Quite inventive in some ways and while I have my doubts as to how memorable it will turn out to be, it's a solid read. I wouldn't mind reading more of Vo's work in future.

29 Union leaders can't be wrong - Genevieve Valentine:

When he meets her eyes, she's looking at him the way she always has, like nothing is different, like he's still himself.
He wishes he knew her secret, because he's lost himself.

An intriguing world, where cops and firemen who die in the line of duty are given emergency full body transplants - transplanted into the bodies of people who died naturally or via suicide and who donated their bodies to the cause.

The very pertinent question raised in this tale - if such an event were possible, would it be a good idea?

Stephen wakes up in hospital, having completed the transplant and for the rest of the tale he struggles to come to terms with his new body. Most of all he tries to solve the puzzle of how he died and why no one wants to tell him the truth about it?

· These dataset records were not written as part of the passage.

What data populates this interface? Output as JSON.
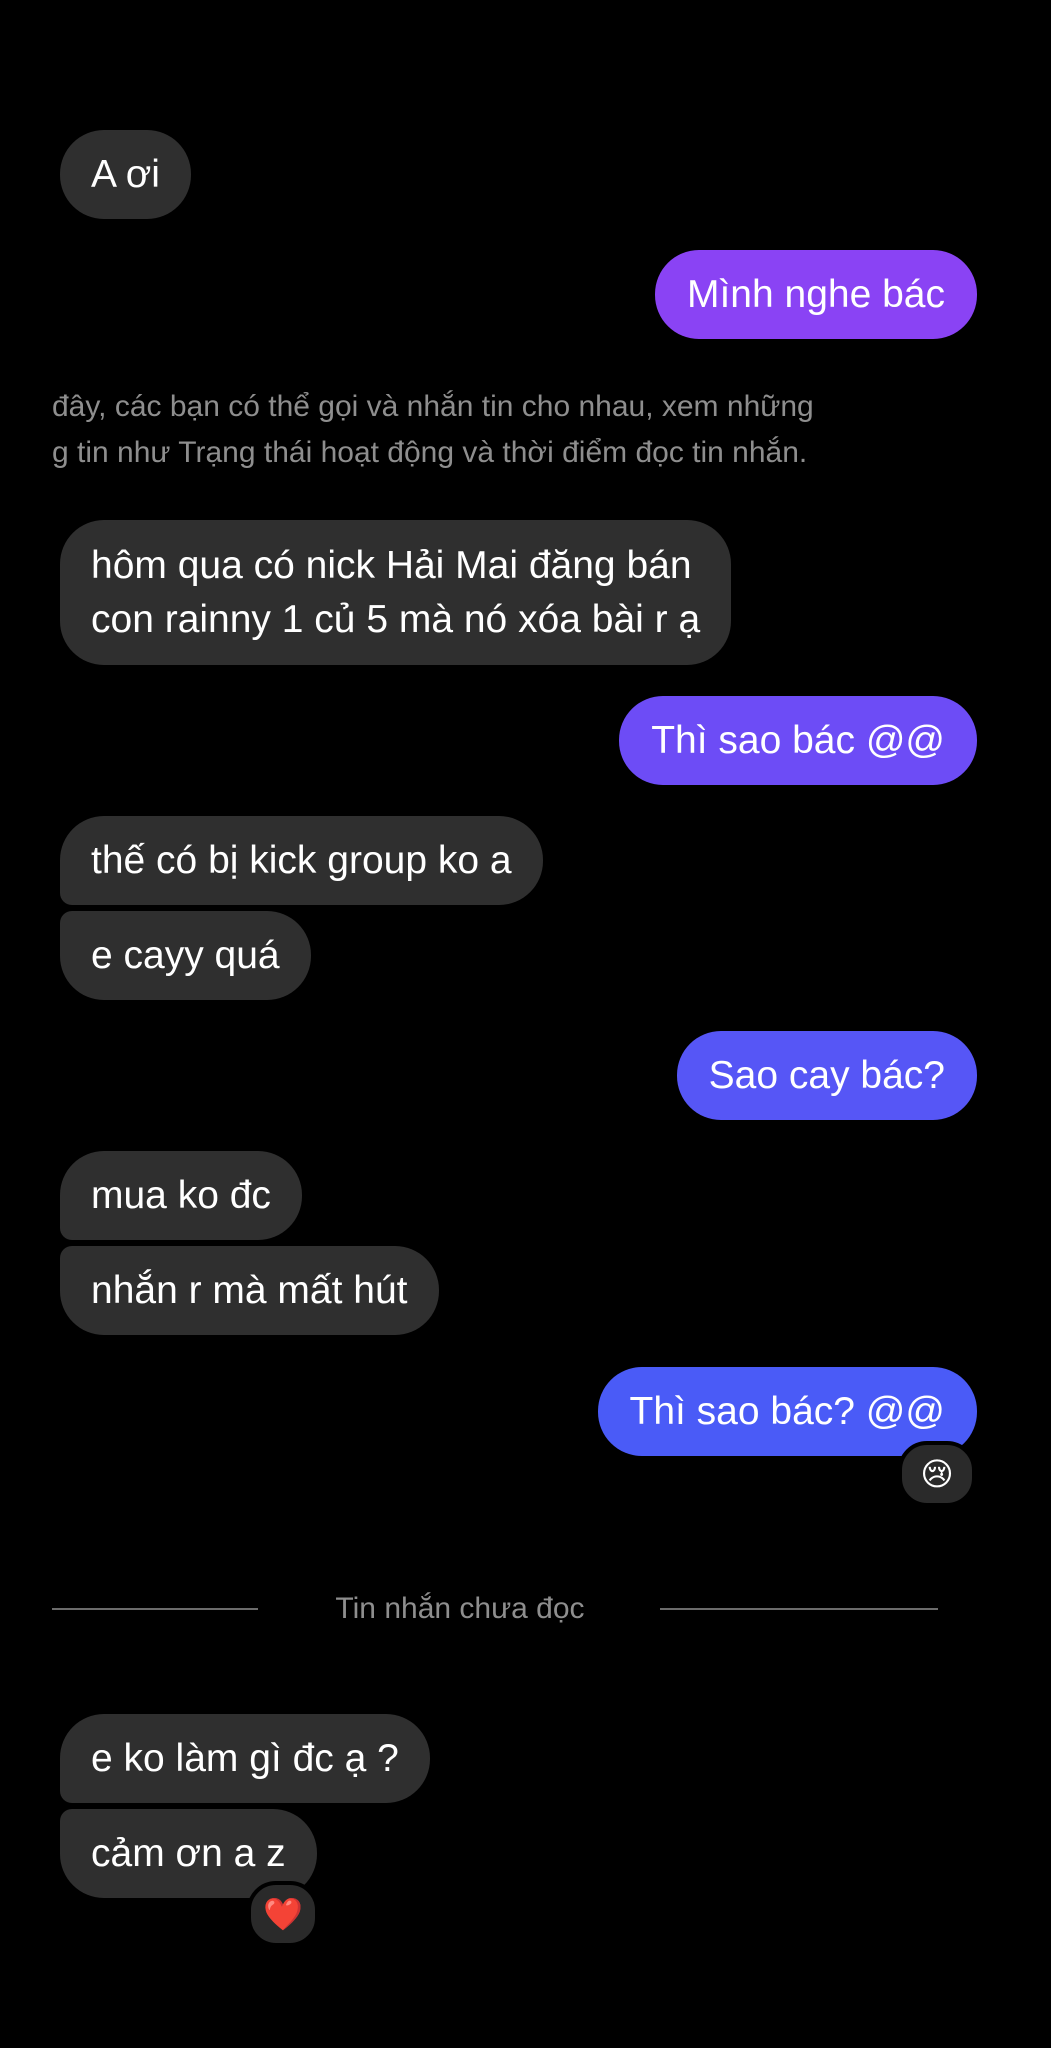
{
  "colors": {
    "background": "#000000",
    "incoming_bubble": "#2f2f2f",
    "outgoing_gradient_top": "#8b3ff5",
    "outgoing_gradient_bottom": "#4a5bf7",
    "secondary_text": "#8e8e8e"
  },
  "messages": [
    {
      "side": "in",
      "text": "A ơi"
    },
    {
      "side": "out",
      "text": "Mình nghe bác"
    },
    {
      "side": "in",
      "text_lines": [
        "hôm qua có nick Hải Mai đăng bán",
        "con rainny 1 củ 5 mà nó xóa bài r ạ"
      ]
    },
    {
      "side": "out",
      "text": "Thì sao bác @@"
    },
    {
      "side": "in",
      "text": "thế có bị kick group ko a"
    },
    {
      "side": "in",
      "text": "e cayy quá"
    },
    {
      "side": "out",
      "text": "Sao cay bác?"
    },
    {
      "side": "in",
      "text": "mua ko đc"
    },
    {
      "side": "in",
      "text": "nhắn r mà mất hút"
    },
    {
      "side": "out",
      "text": "Thì sao bác? @@",
      "reaction": "😢"
    },
    {
      "side": "in",
      "text": "e ko làm gì đc ạ ?"
    },
    {
      "side": "in",
      "text": "cảm ơn a z",
      "reaction": "❤️"
    }
  ],
  "info_notice": {
    "line1": "đây, các bạn có thể gọi và nhắn tin cho nhau, xem những",
    "line2": "g tin như Trạng thái hoạt động và thời điểm đọc tin nhắn."
  },
  "unread_divider": {
    "label": "Tin nhắn chưa đọc"
  }
}
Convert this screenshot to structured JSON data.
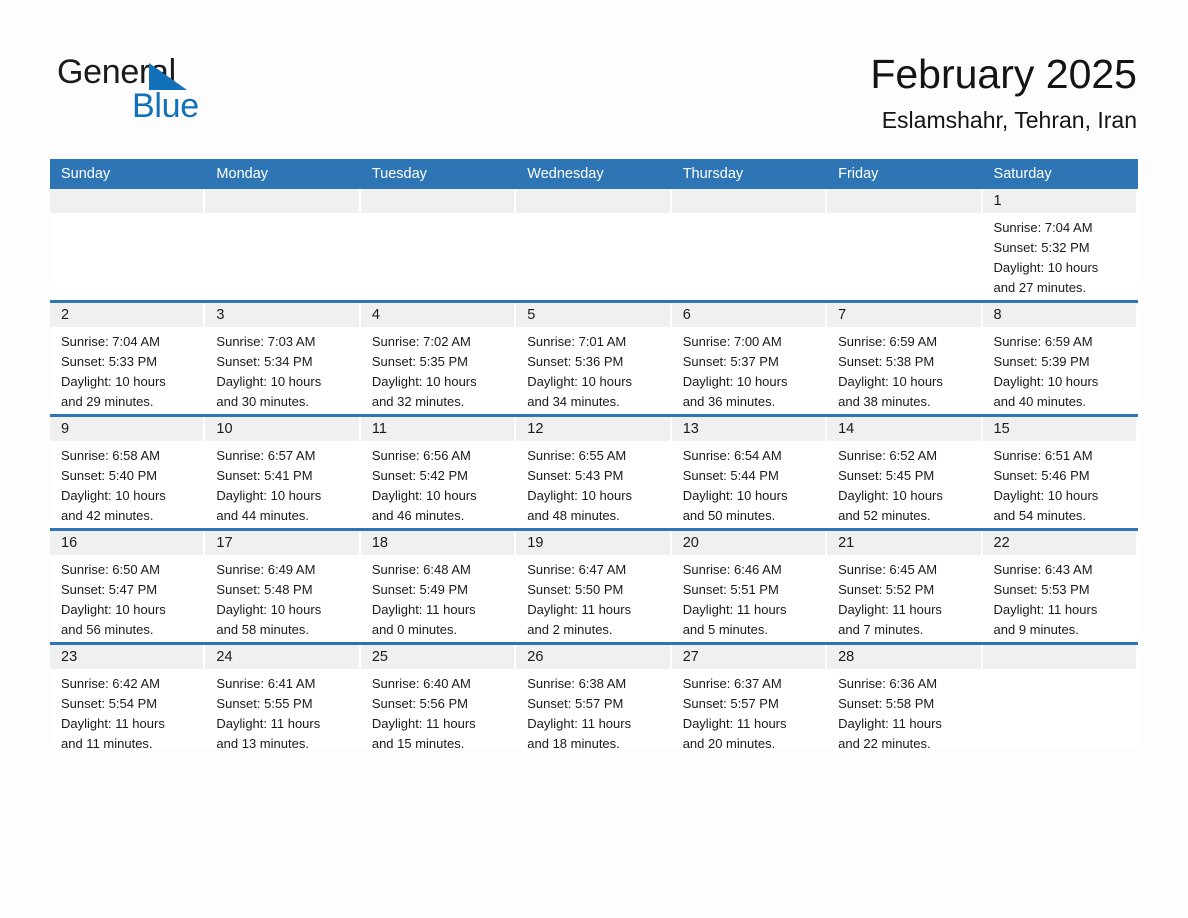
{
  "brand": {
    "name_part1": "General",
    "name_part2": "Blue",
    "accent_color": "#1271b8"
  },
  "header": {
    "title": "February 2025",
    "subtitle": "Eslamshahr, Tehran, Iran"
  },
  "theme": {
    "header_blue": "#2e75b6",
    "band_gray": "#f0f0f0",
    "page_bg": "#fdfdfd"
  },
  "weekday_headers": [
    "Sunday",
    "Monday",
    "Tuesday",
    "Wednesday",
    "Thursday",
    "Friday",
    "Saturday"
  ],
  "weeks": [
    [
      {
        "day": "",
        "sunrise": "",
        "sunset": "",
        "daylight1": "",
        "daylight2": ""
      },
      {
        "day": "",
        "sunrise": "",
        "sunset": "",
        "daylight1": "",
        "daylight2": ""
      },
      {
        "day": "",
        "sunrise": "",
        "sunset": "",
        "daylight1": "",
        "daylight2": ""
      },
      {
        "day": "",
        "sunrise": "",
        "sunset": "",
        "daylight1": "",
        "daylight2": ""
      },
      {
        "day": "",
        "sunrise": "",
        "sunset": "",
        "daylight1": "",
        "daylight2": ""
      },
      {
        "day": "",
        "sunrise": "",
        "sunset": "",
        "daylight1": "",
        "daylight2": ""
      },
      {
        "day": "1",
        "sunrise": "Sunrise: 7:04 AM",
        "sunset": "Sunset: 5:32 PM",
        "daylight1": "Daylight: 10 hours",
        "daylight2": "and 27 minutes."
      }
    ],
    [
      {
        "day": "2",
        "sunrise": "Sunrise: 7:04 AM",
        "sunset": "Sunset: 5:33 PM",
        "daylight1": "Daylight: 10 hours",
        "daylight2": "and 29 minutes."
      },
      {
        "day": "3",
        "sunrise": "Sunrise: 7:03 AM",
        "sunset": "Sunset: 5:34 PM",
        "daylight1": "Daylight: 10 hours",
        "daylight2": "and 30 minutes."
      },
      {
        "day": "4",
        "sunrise": "Sunrise: 7:02 AM",
        "sunset": "Sunset: 5:35 PM",
        "daylight1": "Daylight: 10 hours",
        "daylight2": "and 32 minutes."
      },
      {
        "day": "5",
        "sunrise": "Sunrise: 7:01 AM",
        "sunset": "Sunset: 5:36 PM",
        "daylight1": "Daylight: 10 hours",
        "daylight2": "and 34 minutes."
      },
      {
        "day": "6",
        "sunrise": "Sunrise: 7:00 AM",
        "sunset": "Sunset: 5:37 PM",
        "daylight1": "Daylight: 10 hours",
        "daylight2": "and 36 minutes."
      },
      {
        "day": "7",
        "sunrise": "Sunrise: 6:59 AM",
        "sunset": "Sunset: 5:38 PM",
        "daylight1": "Daylight: 10 hours",
        "daylight2": "and 38 minutes."
      },
      {
        "day": "8",
        "sunrise": "Sunrise: 6:59 AM",
        "sunset": "Sunset: 5:39 PM",
        "daylight1": "Daylight: 10 hours",
        "daylight2": "and 40 minutes."
      }
    ],
    [
      {
        "day": "9",
        "sunrise": "Sunrise: 6:58 AM",
        "sunset": "Sunset: 5:40 PM",
        "daylight1": "Daylight: 10 hours",
        "daylight2": "and 42 minutes."
      },
      {
        "day": "10",
        "sunrise": "Sunrise: 6:57 AM",
        "sunset": "Sunset: 5:41 PM",
        "daylight1": "Daylight: 10 hours",
        "daylight2": "and 44 minutes."
      },
      {
        "day": "11",
        "sunrise": "Sunrise: 6:56 AM",
        "sunset": "Sunset: 5:42 PM",
        "daylight1": "Daylight: 10 hours",
        "daylight2": "and 46 minutes."
      },
      {
        "day": "12",
        "sunrise": "Sunrise: 6:55 AM",
        "sunset": "Sunset: 5:43 PM",
        "daylight1": "Daylight: 10 hours",
        "daylight2": "and 48 minutes."
      },
      {
        "day": "13",
        "sunrise": "Sunrise: 6:54 AM",
        "sunset": "Sunset: 5:44 PM",
        "daylight1": "Daylight: 10 hours",
        "daylight2": "and 50 minutes."
      },
      {
        "day": "14",
        "sunrise": "Sunrise: 6:52 AM",
        "sunset": "Sunset: 5:45 PM",
        "daylight1": "Daylight: 10 hours",
        "daylight2": "and 52 minutes."
      },
      {
        "day": "15",
        "sunrise": "Sunrise: 6:51 AM",
        "sunset": "Sunset: 5:46 PM",
        "daylight1": "Daylight: 10 hours",
        "daylight2": "and 54 minutes."
      }
    ],
    [
      {
        "day": "16",
        "sunrise": "Sunrise: 6:50 AM",
        "sunset": "Sunset: 5:47 PM",
        "daylight1": "Daylight: 10 hours",
        "daylight2": "and 56 minutes."
      },
      {
        "day": "17",
        "sunrise": "Sunrise: 6:49 AM",
        "sunset": "Sunset: 5:48 PM",
        "daylight1": "Daylight: 10 hours",
        "daylight2": "and 58 minutes."
      },
      {
        "day": "18",
        "sunrise": "Sunrise: 6:48 AM",
        "sunset": "Sunset: 5:49 PM",
        "daylight1": "Daylight: 11 hours",
        "daylight2": "and 0 minutes."
      },
      {
        "day": "19",
        "sunrise": "Sunrise: 6:47 AM",
        "sunset": "Sunset: 5:50 PM",
        "daylight1": "Daylight: 11 hours",
        "daylight2": "and 2 minutes."
      },
      {
        "day": "20",
        "sunrise": "Sunrise: 6:46 AM",
        "sunset": "Sunset: 5:51 PM",
        "daylight1": "Daylight: 11 hours",
        "daylight2": "and 5 minutes."
      },
      {
        "day": "21",
        "sunrise": "Sunrise: 6:45 AM",
        "sunset": "Sunset: 5:52 PM",
        "daylight1": "Daylight: 11 hours",
        "daylight2": "and 7 minutes."
      },
      {
        "day": "22",
        "sunrise": "Sunrise: 6:43 AM",
        "sunset": "Sunset: 5:53 PM",
        "daylight1": "Daylight: 11 hours",
        "daylight2": "and 9 minutes."
      }
    ],
    [
      {
        "day": "23",
        "sunrise": "Sunrise: 6:42 AM",
        "sunset": "Sunset: 5:54 PM",
        "daylight1": "Daylight: 11 hours",
        "daylight2": "and 11 minutes."
      },
      {
        "day": "24",
        "sunrise": "Sunrise: 6:41 AM",
        "sunset": "Sunset: 5:55 PM",
        "daylight1": "Daylight: 11 hours",
        "daylight2": "and 13 minutes."
      },
      {
        "day": "25",
        "sunrise": "Sunrise: 6:40 AM",
        "sunset": "Sunset: 5:56 PM",
        "daylight1": "Daylight: 11 hours",
        "daylight2": "and 15 minutes."
      },
      {
        "day": "26",
        "sunrise": "Sunrise: 6:38 AM",
        "sunset": "Sunset: 5:57 PM",
        "daylight1": "Daylight: 11 hours",
        "daylight2": "and 18 minutes."
      },
      {
        "day": "27",
        "sunrise": "Sunrise: 6:37 AM",
        "sunset": "Sunset: 5:57 PM",
        "daylight1": "Daylight: 11 hours",
        "daylight2": "and 20 minutes."
      },
      {
        "day": "28",
        "sunrise": "Sunrise: 6:36 AM",
        "sunset": "Sunset: 5:58 PM",
        "daylight1": "Daylight: 11 hours",
        "daylight2": "and 22 minutes."
      },
      {
        "day": "",
        "sunrise": "",
        "sunset": "",
        "daylight1": "",
        "daylight2": ""
      }
    ]
  ]
}
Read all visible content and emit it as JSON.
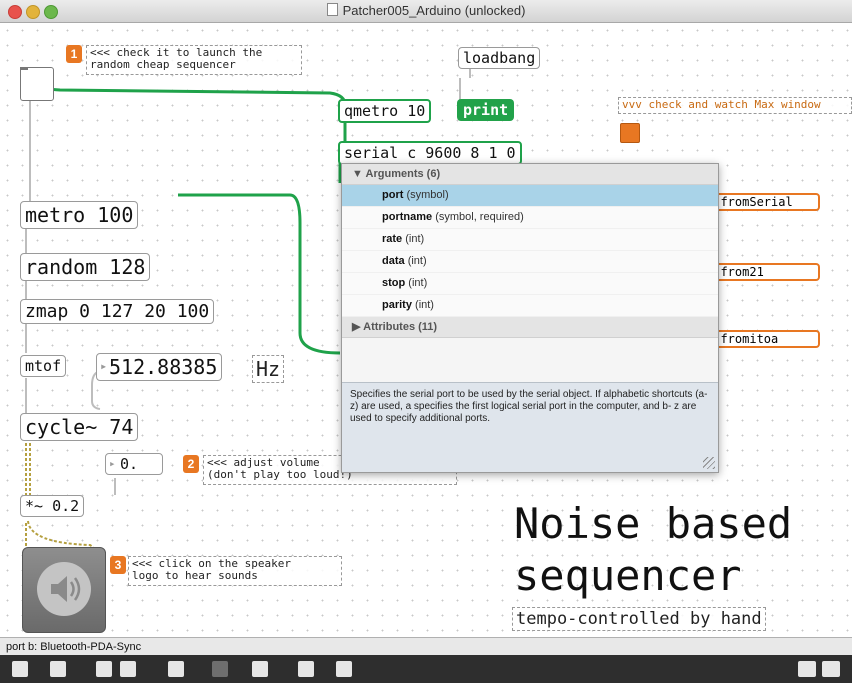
{
  "window": {
    "title": "Patcher005_Arduino (unlocked)"
  },
  "objects": {
    "loadbang": "loadbang",
    "qmetro": "qmetro 10",
    "print": "print",
    "serial": "serial c 9600 8 1 0",
    "metro": "metro 100",
    "random": "random 128",
    "zmap": "zmap 0 127 20 100",
    "mtof": "mtof",
    "freq_value": "512.88385",
    "hz": "Hz",
    "cycle": "cycle~ 74",
    "volume_value": "0.",
    "mult": "*~ 0.2",
    "from_serial": "t fromSerial",
    "from_21": "t from21",
    "from_itoa": "t fromitoa"
  },
  "comments": {
    "c1": "<<< check it to launch the\nrandom cheap sequencer",
    "c2": "<<< adjust volume\n(don't play too loud!)",
    "c3": "<<< click on the speaker\nlogo to hear sounds",
    "c4": "vvv check and watch Max window"
  },
  "badges": {
    "b1": "1",
    "b2": "2",
    "b3": "3"
  },
  "big_note": {
    "line1": "Noise based",
    "line2": "sequencer",
    "subtitle": "tempo-controlled by hand"
  },
  "popup": {
    "arguments_header": "Arguments (6)",
    "arguments": [
      {
        "name": "port",
        "type": "(symbol)"
      },
      {
        "name": "portname",
        "type": "(symbol, required)"
      },
      {
        "name": "rate",
        "type": "(int)"
      },
      {
        "name": "data",
        "type": "(int)"
      },
      {
        "name": "stop",
        "type": "(int)"
      },
      {
        "name": "parity",
        "type": "(int)"
      }
    ],
    "attributes_header": "Attributes (11)",
    "description": "Specifies the serial port to be used by the serial object. If alphabetic shortcuts (a-z) are used, a specifies the first logical serial port in the computer, and b- z are used to specify additional ports."
  },
  "statusbar": {
    "text": "port b: Bluetooth-PDA-Sync"
  },
  "colors": {
    "cable": "#1fa24a",
    "badge": "#e87722",
    "selection": "#a9d3e8"
  }
}
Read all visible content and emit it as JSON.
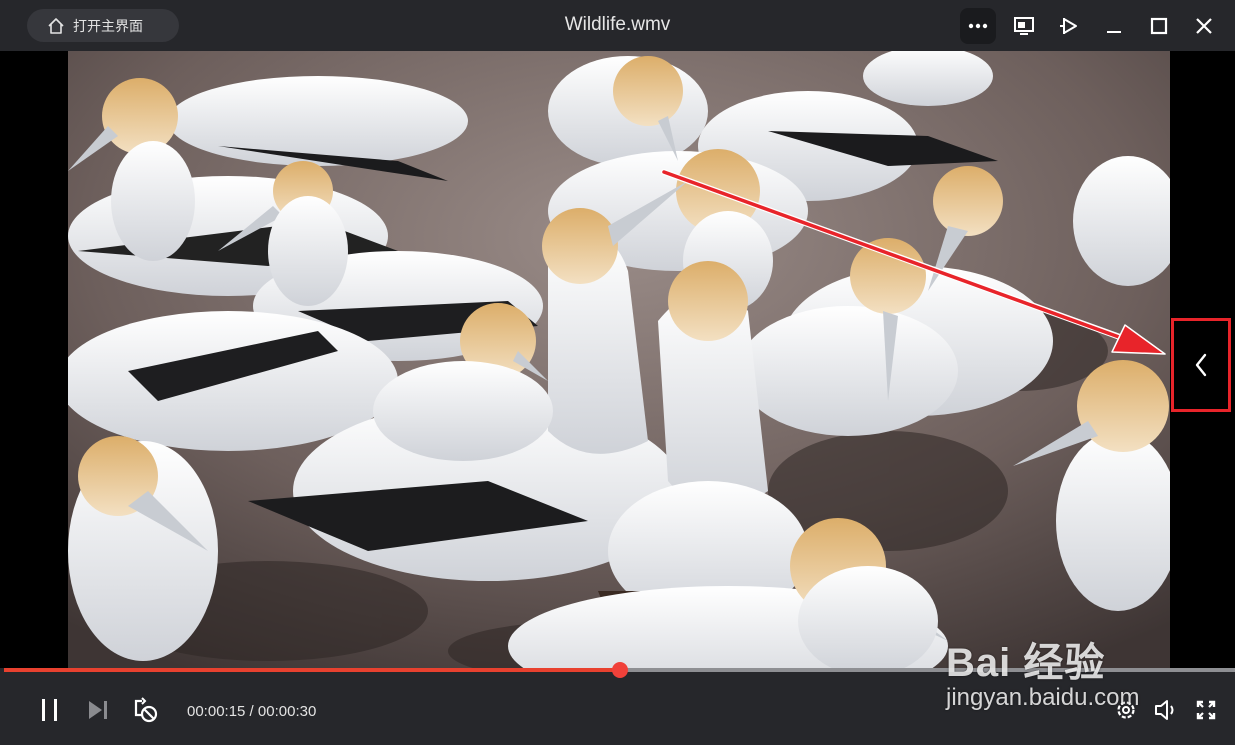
{
  "titlebar": {
    "home_label": "打开主界面",
    "title": "Wildlife.wmv",
    "controls": [
      "more-icon",
      "screen-capture-icon",
      "pin-icon",
      "minimize-icon",
      "maximize-icon",
      "close-icon"
    ]
  },
  "side_panel": {
    "toggle_icon": "chevron-left-icon",
    "highlight_color": "#e8242a"
  },
  "playback": {
    "current_time": "00:00:15",
    "separator": " / ",
    "duration": "00:00:30",
    "progress": 0.5,
    "progress_color": "#e8412f",
    "left_buttons": [
      "pause-icon",
      "next-icon",
      "loop-off-icon"
    ],
    "right_buttons": [
      "settings-icon",
      "volume-icon",
      "fullscreen-icon"
    ]
  },
  "watermark": {
    "logo": "Bai 经验",
    "url": "jingyan.baidu.com"
  },
  "colors": {
    "bar_bg": "#26272b",
    "accent": "#e8412f",
    "annotation": "#e8242a"
  }
}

When people are in love, it's often said that they love the person inside, that looks don't matter. And now - when the exact same person you loved is in a different body? How much does that change things? Is it truly the same person or someone wholly new?

It's a rare gift to treasure someone as they are, no matter what they look like or how much their situation changes; and it's often such people we come to value when it's far too late.

A story full of ideas and questions asking for reflection. Subtle and slow, with well rendered characters and an easy to read narrative.
I liked it.

The leaving sweater - Ruth Nestvold:

She wore the red sweater when she boarded the plane to take her to Anchorage and from there to Seattle. She wore the red sweater when she boarded the plane in Seattle to bring her back to Rolynka for her mother's funeral. She wore the red sweater when she left the University of Washington—and the first young man who had begged her to marry him.
The leaving sweater helped her get away again. When she left, she had collected four more engagement rings but no graduate degree.
She turned her back on the University of Texas at Austin anyway; Vicky had become accustomed to leaving—and to things unfinished

Like many a small town person, Vicky is frightened at the thought of finishing high school and leaving for the big, bad world. But the alternative is to stay in town, be a waitress for the rest of her life and settle down with whatever boy happens to be handy. Luckily, mom just finished making her a sweater, a special sweater that empowers Vicky to pack up and go when things get too confining. Off into the world she goes, drifting everywhere and settling nowhere, doing everything and accomplishing nothing. As irony has it, it's in a small town that she finally puts the sweater aside.

And that's not where the story ends either, as an affirmation of conservative middle-class mom, home and apple pie values.

There's a breezy tone to the story, making it an infectious and at times light-hearted read that dominates, but does not belittle, the sombre notes struck at times.

It's mind-boggling that Fantasy, the genre of the limitless boundary and playground of the imagination, so often is content to regurgitate the same old, same old. The creation of genuine new myths, new images, new ideas, faerie tales uniquely of our times, is surprisingly rare. Fantasy seems mostly content to draw on the existing imagery and tales and re-tell, rather than create.

Nestvold has, in my opinion, created a uniquely modern faery tale here. The tug of war pull and draw between the settled life and the world, between staying on our own little patch of turf or facing the wonders and horrors of the world, are touched upon here. It's ironic that an object which says "mom" and "home" and "contented, settled comfort" is subverted to become the image of freedom and metaphor of empowerment.

Most of all, this is a story which is simply enjoyable to read, with clear, unaffected prose that sweeps you along for the ride.

If I have a nit, it's that the criticism levelled at Vicky - that she never finishes anything - is still valid at the end.
That aside, my favorite for the month.

A very enjoyable month, possibly my favorite month so far, from Strange Horizons, with Goelman and Nestvold delivering the strongest stories.